We're seeing some dark times in the Batman comics. Even though Death of the Family isn't affecting this title, Batman has his hands full with Talia and Leviathan. Last issue we saw Batman Inc suffer a big loss and Batman was at the mercy of the Heretic.
Normally we always see Batman on top. This is definitely an issue where we get to see the aftermath of the destruction. While Talia's plan is far from over, taking Batman out of the spotlight allows us to see more of the other characters involved, as this title should. This book isn't just about Batman. Whether it's seeing the repercussion of the loss of a character or Commissioner Gordon questioning what they're doing (when Batman isn't around), we get to see the story from a different angle. That's not something we typically see in Batman stories.
Let's not forget about Damian. Seeing him in the Batcave with his new animal companions or Dick, Tim and Jason working with Batman makes the excitement increase. This is why I'd love to see a BATMAN FAMILY title focusing on these characters working together.
As for Leviathan's plans, seeing it unfold is a little unsettling. The idea of the people that have become part of Leviathan is a scary one. We see some imagery that shows how 'real' it is in this situation and reminds us that Grant Morrison isn't taking things lightly. Chris Burnham contributes this with the way he draws the scenes.
As much as I enjoy seeing this part of the story, it was a little odd having Batman so silent. He may be unconscious for part of the comic but it's a little weird not having him utter a single line.
I'm a big fan of Burnham's art but there were some moments when the art felt off a tiny bit. Despite this, it's still a great fit for the story. There were three pages drawn by Jason Masters. The slight difference also threw me off a bit.
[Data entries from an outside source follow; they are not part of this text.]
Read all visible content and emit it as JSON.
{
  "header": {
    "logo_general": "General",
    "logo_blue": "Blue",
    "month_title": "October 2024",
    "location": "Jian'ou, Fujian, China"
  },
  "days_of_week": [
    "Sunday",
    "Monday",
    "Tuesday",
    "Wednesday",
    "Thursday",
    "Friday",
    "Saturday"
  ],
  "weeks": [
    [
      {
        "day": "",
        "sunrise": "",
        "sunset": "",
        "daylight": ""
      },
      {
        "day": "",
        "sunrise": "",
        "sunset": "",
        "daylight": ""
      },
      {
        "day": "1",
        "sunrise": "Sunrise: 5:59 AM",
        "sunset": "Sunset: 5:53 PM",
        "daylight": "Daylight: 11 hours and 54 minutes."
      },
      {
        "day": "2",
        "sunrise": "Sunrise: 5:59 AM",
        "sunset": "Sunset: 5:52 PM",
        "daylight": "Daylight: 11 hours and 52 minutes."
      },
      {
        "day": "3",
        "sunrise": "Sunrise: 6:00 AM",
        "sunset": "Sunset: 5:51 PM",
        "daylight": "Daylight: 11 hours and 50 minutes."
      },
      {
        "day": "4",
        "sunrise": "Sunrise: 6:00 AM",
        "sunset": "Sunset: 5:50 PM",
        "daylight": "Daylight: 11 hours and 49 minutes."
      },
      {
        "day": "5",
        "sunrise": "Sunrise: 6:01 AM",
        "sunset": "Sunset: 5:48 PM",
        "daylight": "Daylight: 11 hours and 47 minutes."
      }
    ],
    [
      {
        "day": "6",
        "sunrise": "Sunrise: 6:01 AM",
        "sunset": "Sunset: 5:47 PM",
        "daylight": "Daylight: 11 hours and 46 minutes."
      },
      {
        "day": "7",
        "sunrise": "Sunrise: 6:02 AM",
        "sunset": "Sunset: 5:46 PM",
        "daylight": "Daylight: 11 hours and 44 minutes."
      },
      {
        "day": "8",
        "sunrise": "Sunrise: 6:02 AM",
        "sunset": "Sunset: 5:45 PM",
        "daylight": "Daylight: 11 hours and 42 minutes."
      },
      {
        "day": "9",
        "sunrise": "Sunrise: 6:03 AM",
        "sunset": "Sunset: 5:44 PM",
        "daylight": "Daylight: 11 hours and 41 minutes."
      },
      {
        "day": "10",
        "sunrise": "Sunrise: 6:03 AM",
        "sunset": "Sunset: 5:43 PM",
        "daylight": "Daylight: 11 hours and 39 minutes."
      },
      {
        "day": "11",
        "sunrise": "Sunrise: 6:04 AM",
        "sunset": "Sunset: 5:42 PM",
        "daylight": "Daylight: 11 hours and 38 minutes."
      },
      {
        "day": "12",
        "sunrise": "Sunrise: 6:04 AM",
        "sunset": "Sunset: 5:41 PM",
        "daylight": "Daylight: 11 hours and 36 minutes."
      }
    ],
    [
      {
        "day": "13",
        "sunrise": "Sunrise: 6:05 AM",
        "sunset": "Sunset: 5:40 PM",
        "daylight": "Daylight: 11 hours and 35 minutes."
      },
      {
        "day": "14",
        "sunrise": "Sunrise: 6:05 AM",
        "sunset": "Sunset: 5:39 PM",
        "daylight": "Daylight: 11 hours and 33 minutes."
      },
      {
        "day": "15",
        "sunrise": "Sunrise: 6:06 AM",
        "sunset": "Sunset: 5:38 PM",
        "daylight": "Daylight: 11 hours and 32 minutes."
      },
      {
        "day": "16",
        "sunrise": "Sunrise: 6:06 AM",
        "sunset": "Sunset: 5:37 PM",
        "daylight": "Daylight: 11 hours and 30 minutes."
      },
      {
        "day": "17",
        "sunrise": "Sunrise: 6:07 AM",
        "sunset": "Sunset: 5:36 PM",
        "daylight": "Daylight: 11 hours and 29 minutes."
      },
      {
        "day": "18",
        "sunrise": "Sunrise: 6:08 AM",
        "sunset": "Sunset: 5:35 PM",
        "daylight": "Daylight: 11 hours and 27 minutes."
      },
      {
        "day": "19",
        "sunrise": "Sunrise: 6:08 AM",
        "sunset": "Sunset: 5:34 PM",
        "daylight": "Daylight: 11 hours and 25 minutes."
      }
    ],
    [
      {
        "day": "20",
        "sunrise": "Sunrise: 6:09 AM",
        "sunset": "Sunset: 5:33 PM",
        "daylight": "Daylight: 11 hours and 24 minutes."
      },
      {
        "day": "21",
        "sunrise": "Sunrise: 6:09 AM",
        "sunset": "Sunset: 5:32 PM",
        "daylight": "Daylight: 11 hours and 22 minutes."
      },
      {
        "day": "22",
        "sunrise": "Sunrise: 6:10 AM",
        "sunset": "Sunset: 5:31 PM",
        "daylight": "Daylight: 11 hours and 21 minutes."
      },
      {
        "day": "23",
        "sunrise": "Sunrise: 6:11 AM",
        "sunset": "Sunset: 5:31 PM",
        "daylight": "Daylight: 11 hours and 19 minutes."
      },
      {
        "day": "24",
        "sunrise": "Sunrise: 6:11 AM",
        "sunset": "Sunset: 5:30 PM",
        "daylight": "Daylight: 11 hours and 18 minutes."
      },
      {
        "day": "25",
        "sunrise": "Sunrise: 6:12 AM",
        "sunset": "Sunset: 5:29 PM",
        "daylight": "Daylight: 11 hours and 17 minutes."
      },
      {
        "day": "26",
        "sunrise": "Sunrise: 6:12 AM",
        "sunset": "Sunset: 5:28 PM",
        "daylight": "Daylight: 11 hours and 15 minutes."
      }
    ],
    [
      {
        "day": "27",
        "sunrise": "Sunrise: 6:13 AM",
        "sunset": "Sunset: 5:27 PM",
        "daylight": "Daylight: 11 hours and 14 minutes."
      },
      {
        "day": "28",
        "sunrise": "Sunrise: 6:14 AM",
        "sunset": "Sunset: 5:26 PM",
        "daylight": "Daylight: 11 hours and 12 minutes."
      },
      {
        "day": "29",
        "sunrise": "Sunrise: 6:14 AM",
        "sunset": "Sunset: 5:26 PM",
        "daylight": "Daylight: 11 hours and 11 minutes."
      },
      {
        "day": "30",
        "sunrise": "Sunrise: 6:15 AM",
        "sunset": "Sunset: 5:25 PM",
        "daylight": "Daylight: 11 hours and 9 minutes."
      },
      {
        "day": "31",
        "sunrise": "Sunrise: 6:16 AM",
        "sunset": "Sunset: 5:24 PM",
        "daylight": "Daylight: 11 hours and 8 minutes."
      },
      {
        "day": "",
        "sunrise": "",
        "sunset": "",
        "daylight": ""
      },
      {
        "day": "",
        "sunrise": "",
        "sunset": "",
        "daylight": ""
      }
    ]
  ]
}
Talia al Ghul and Leviathan are not playing around with Batman. This issue shows us a slightly different side as the repercussions from last issue are shown and Batman struggles to deal with his defeat. There is a big sense of the unknown when it comes to Grant Morrison's storytelling. You feel like there's the possibility that 'anything goes.' Burnham's art captures the grittiness of the events as they unfold. There were a couple moments it felt off but the visuals and colors by Nathan Fairbairn made for some cool moments. I'm almost scared to read the next issue but there's no way I won't read it as soon as it's out. Batman may have misjudged what Talia is capable of.